## DATA IN THIS EXERCISE
+ + + +

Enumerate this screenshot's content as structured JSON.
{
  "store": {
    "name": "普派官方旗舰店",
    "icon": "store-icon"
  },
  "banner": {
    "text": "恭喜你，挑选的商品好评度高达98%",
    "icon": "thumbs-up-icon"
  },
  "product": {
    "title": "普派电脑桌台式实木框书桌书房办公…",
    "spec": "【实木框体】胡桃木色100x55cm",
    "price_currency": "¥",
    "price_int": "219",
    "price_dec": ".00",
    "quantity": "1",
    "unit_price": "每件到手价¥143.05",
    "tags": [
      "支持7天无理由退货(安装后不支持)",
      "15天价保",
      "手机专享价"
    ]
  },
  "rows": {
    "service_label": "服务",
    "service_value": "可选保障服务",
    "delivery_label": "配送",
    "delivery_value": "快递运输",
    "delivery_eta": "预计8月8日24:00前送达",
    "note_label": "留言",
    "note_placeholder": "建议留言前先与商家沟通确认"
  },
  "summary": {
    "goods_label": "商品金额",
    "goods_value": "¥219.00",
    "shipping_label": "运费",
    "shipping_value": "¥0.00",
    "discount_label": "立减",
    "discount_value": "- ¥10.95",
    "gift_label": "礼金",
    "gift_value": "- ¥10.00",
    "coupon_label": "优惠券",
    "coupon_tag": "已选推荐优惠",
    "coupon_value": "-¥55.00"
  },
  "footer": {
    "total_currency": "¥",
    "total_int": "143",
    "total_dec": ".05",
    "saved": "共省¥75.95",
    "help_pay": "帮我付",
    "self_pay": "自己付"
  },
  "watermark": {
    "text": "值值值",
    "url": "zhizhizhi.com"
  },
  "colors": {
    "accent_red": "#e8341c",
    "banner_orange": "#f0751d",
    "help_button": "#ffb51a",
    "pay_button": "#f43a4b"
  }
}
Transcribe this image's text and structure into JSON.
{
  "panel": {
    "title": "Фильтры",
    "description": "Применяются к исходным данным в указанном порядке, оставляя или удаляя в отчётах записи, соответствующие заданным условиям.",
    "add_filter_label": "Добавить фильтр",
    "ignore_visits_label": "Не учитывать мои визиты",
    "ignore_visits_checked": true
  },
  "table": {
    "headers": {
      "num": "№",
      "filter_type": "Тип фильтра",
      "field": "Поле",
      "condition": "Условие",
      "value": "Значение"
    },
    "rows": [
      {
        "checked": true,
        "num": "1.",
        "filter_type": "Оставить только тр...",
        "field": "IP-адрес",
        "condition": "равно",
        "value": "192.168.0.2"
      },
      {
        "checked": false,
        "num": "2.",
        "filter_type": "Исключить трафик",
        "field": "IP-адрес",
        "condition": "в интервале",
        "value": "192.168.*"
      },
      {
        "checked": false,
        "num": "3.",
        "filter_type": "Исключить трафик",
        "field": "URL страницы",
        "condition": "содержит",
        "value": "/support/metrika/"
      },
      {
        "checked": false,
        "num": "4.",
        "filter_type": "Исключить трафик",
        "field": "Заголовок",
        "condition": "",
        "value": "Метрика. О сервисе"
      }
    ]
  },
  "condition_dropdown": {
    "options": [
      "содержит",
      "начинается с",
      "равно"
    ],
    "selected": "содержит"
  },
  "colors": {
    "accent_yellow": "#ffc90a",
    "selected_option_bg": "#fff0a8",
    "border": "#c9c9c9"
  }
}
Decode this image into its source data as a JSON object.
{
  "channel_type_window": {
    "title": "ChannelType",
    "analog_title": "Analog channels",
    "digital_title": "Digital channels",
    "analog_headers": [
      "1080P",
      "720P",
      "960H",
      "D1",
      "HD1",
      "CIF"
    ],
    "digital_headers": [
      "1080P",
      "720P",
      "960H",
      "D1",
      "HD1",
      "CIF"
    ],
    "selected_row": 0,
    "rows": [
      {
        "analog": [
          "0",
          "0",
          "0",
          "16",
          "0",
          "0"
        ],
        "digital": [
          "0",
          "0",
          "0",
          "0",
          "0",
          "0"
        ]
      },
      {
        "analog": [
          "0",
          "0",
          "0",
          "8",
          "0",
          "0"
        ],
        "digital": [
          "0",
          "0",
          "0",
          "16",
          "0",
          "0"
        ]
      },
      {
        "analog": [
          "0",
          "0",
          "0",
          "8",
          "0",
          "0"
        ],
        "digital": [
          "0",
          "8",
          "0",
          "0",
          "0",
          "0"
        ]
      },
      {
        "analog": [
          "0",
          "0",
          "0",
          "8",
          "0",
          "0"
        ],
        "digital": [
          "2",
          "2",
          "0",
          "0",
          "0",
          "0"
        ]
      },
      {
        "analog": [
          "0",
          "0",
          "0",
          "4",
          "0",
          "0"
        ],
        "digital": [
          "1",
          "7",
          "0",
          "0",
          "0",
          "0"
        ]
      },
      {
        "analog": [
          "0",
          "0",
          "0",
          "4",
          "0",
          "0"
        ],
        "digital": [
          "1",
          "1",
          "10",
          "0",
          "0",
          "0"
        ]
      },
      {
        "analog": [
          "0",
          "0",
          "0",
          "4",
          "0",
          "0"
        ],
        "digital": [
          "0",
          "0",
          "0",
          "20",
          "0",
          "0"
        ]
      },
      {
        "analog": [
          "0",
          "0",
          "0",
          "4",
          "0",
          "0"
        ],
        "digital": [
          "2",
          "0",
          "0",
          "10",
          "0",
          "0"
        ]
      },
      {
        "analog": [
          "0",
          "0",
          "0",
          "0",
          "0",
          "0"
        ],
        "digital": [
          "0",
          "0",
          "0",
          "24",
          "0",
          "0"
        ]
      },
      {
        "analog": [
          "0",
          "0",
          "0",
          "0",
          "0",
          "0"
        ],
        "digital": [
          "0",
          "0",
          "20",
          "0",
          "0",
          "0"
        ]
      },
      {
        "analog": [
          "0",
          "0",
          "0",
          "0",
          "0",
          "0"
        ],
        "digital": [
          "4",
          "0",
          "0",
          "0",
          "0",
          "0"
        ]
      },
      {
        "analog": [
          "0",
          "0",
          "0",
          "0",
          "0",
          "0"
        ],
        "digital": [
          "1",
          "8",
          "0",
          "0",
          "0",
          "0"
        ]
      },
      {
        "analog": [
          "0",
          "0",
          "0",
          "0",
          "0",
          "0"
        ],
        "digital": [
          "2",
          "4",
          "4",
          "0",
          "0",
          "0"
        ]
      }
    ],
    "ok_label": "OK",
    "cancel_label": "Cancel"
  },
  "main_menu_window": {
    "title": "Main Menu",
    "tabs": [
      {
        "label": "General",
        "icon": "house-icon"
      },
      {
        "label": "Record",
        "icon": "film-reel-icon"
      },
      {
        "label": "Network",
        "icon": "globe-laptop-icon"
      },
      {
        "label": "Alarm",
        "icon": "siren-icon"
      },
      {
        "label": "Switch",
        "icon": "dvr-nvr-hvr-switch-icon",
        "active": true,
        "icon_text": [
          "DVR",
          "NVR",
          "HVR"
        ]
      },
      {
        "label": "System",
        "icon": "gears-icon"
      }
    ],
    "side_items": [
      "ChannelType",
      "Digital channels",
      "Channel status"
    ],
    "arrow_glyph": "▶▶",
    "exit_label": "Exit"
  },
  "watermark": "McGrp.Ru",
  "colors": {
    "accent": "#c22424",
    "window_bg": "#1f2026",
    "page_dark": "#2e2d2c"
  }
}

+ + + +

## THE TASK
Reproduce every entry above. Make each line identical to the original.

## ANSWER FOR THE TASK
Enumerate this screenshot's content as structured JSON.
{
  "store": {
    "name": "普派官方旗舰店",
    "icon": "store-icon"
  },
  "banner": {
    "text": "恭喜你，挑选的商品好评度高达98%",
    "icon": "thumbs-up-icon"
  },
  "product": {
    "title": "普派电脑桌台式实木框书桌书房办公…",
    "spec": "【实木框体】胡桃木色100x55cm",
    "price_currency": "¥",
    "price_int": "219",
    "price_dec": ".00",
    "quantity": "1",
    "unit_price": "每件到手价¥143.05",
    "tags": [
      "支持7天无理由退货(安装后不支持)",
      "15天价保",
      "手机专享价"
    ]
  },
  "rows": {
    "service_label": "服务",
    "service_value": "可选保障服务",
    "delivery_label": "配送",
    "delivery_value": "快递运输",
    "delivery_eta": "预计8月8日24:00前送达",
    "note_label": "留言",
    "note_placeholder": "建议留言前先与商家沟通确认"
  },
  "summary": {
    "goods_label": "商品金额",
    "goods_value": "¥219.00",
    "shipping_label": "运费",
    "shipping_value": "¥0.00",
    "discount_label": "立减",
    "discount_value": "- ¥10.95",
    "gift_label": "礼金",
    "gift_value": "- ¥10.00",
    "coupon_label": "优惠券",
    "coupon_tag": "已选推荐优惠",
    "coupon_value": "-¥55.00"
  },
  "footer": {
    "total_currency": "¥",
    "total_int": "143",
    "total_dec": ".05",
    "saved": "共省¥75.95",
    "help_pay": "帮我付",
    "self_pay": "自己付"
  },
  "watermark": {
    "text": "值值值",
    "url": "zhizhizhi.com"
  },
  "colors": {
    "accent_red": "#e8341c",
    "banner_orange": "#f0751d",
    "help_button": "#ffb51a",
    "pay_button": "#f43a4b"
  }
}
Transcribe this image's text and structure into JSON.
{
  "panel": {
    "title": "Фильтры",
    "description": "Применяются к исходным данным в указанном порядке, оставляя или удаляя в отчётах записи, соответствующие заданным условиям.",
    "add_filter_label": "Добавить фильтр",
    "ignore_visits_label": "Не учитывать мои визиты",
    "ignore_visits_checked": true
  },
  "table": {
    "headers": {
      "num": "№",
      "filter_type": "Тип фильтра",
      "field": "Поле",
      "condition": "Условие",
      "value": "Значение"
    },
    "rows": [
      {
        "checked": true,
        "num": "1.",
        "filter_type": "Оставить только тр...",
        "field": "IP-адрес",
        "condition": "равно",
        "value": "192.168.0.2"
      },
      {
        "checked": false,
        "num": "2.",
        "filter_type": "Исключить трафик",
        "field": "IP-адрес",
        "condition": "в интервале",
        "value": "192.168.*"
      },
      {
        "checked": false,
        "num": "3.",
        "filter_type": "Исключить трафик",
        "field": "URL страницы",
        "condition": "содержит",
        "value": "/support/metrika/"
      },
      {
        "checked": false,
        "num": "4.",
        "filter_type": "Исключить трафик",
        "field": "Заголовок",
        "condition": "",
        "value": "Метрика. О сервисе"
      }
    ]
  },
  "condition_dropdown": {
    "options": [
      "содержит",
      "начинается с",
      "равно"
    ],
    "selected": "содержит"
  },
  "colors": {
    "accent_yellow": "#ffc90a",
    "selected_option_bg": "#fff0a8",
    "border": "#c9c9c9"
  }
}
Decode this image into its source data as a JSON object.
{
  "channel_type_window": {
    "title": "ChannelType",
    "analog_title": "Analog channels",
    "digital_title": "Digital channels",
    "analog_headers": [
      "1080P",
      "720P",
      "960H",
      "D1",
      "HD1",
      "CIF"
    ],
    "digital_headers": [
      "1080P",
      "720P",
      "960H",
      "D1",
      "HD1",
      "CIF"
    ],
    "selected_row": 0,
    "rows": [
      {
        "analog": [
          "0",
          "0",
          "0",
          "16",
          "0",
          "0"
        ],
        "digital": [
          "0",
          "0",
          "0",
          "0",
          "0",
          "0"
        ]
      },
      {
        "analog": [
          "0",
          "0",
          "0",
          "8",
          "0",
          "0"
        ],
        "digital": [
          "0",
          "0",
          "0",
          "16",
          "0",
          "0"
        ]
      },
      {
        "analog": [
          "0",
          "0",
          "0",
          "8",
          "0",
          "0"
        ],
        "digital": [
          "0",
          "8",
          "0",
          "0",
          "0",
          "0"
        ]
      },
      {
        "analog": [
          "0",
          "0",
          "0",
          "8",
          "0",
          "0"
        ],
        "digital": [
          "2",
          "2",
          "0",
          "0",
          "0",
          "0"
        ]
      },
      {
        "analog": [
          "0",
          "0",
          "0",
          "4",
          "0",
          "0"
        ],
        "digital": [
          "1",
          "7",
          "0",
          "0",
          "0",
          "0"
        ]
      },
      {
        "analog": [
          "0",
          "0",
          "0",
          "4",
          "0",
          "0"
        ],
        "digital": [
          "1",
          "1",
          "10",
          "0",
          "0",
          "0"
        ]
      },
      {
        "analog": [
          "0",
          "0",
          "0",
          "4",
          "0",
          "0"
        ],
        "digital": [
          "0",
          "0",
          "0",
          "20",
          "0",
          "0"
        ]
      },
      {
        "analog": [
          "0",
          "0",
          "0",
          "4",
          "0",
          "0"
        ],
        "digital": [
          "2",
          "0",
          "0",
          "10",
          "0",
          "0"
        ]
      },
      {
        "analog": [
          "0",
          "0",
          "0",
          "0",
          "0",
          "0"
        ],
        "digital": [
          "0",
          "0",
          "0",
          "24",
          "0",
          "0"
        ]
      },
      {
        "analog": [
          "0",
          "0",
          "0",
          "0",
          "0",
          "0"
        ],
        "digital": [
          "0",
          "0",
          "20",
          "0",
          "0",
          "0"
        ]
      },
      {
        "analog": [
          "0",
          "0",
          "0",
          "0",
          "0",
          "0"
        ],
        "digital": [
          "4",
          "0",
          "0",
          "0",
          "0",
          "0"
        ]
      },
      {
        "analog": [
          "0",
          "0",
          "0",
          "0",
          "0",
          "0"
        ],
        "digital": [
          "1",
          "8",
          "0",
          "0",
          "0",
          "0"
        ]
      },
      {
        "analog": [
          "0",
          "0",
          "0",
          "0",
          "0",
          "0"
        ],
        "digital": [
          "2",
          "4",
          "4",
          "0",
          "0",
          "0"
        ]
      }
    ],
    "ok_label": "OK",
    "cancel_label": "Cancel"
  },
  "main_menu_window": {
    "title": "Main Menu",
    "tabs": [
      {
        "label": "General",
        "icon": "house-icon"
      },
      {
        "label": "Record",
        "icon": "film-reel-icon"
      },
      {
        "label": "Network",
        "icon": "globe-laptop-icon"
      },
      {
        "label": "Alarm",
        "icon": "siren-icon"
      },
      {
        "label": "Switch",
        "icon": "dvr-nvr-hvr-switch-icon",
        "active": true,
        "icon_text": [
          "DVR",
          "NVR",
          "HVR"
        ]
      },
      {
        "label": "System",
        "icon": "gears-icon"
      }
    ],
    "side_items": [
      "ChannelType",
      "Digital channels",
      "Channel status"
    ],
    "arrow_glyph": "▶▶",
    "exit_label": "Exit"
  },
  "watermark": "McGrp.Ru",
  "colors": {
    "accent": "#c22424",
    "window_bg": "#1f2026",
    "page_dark": "#2e2d2c"
  }
}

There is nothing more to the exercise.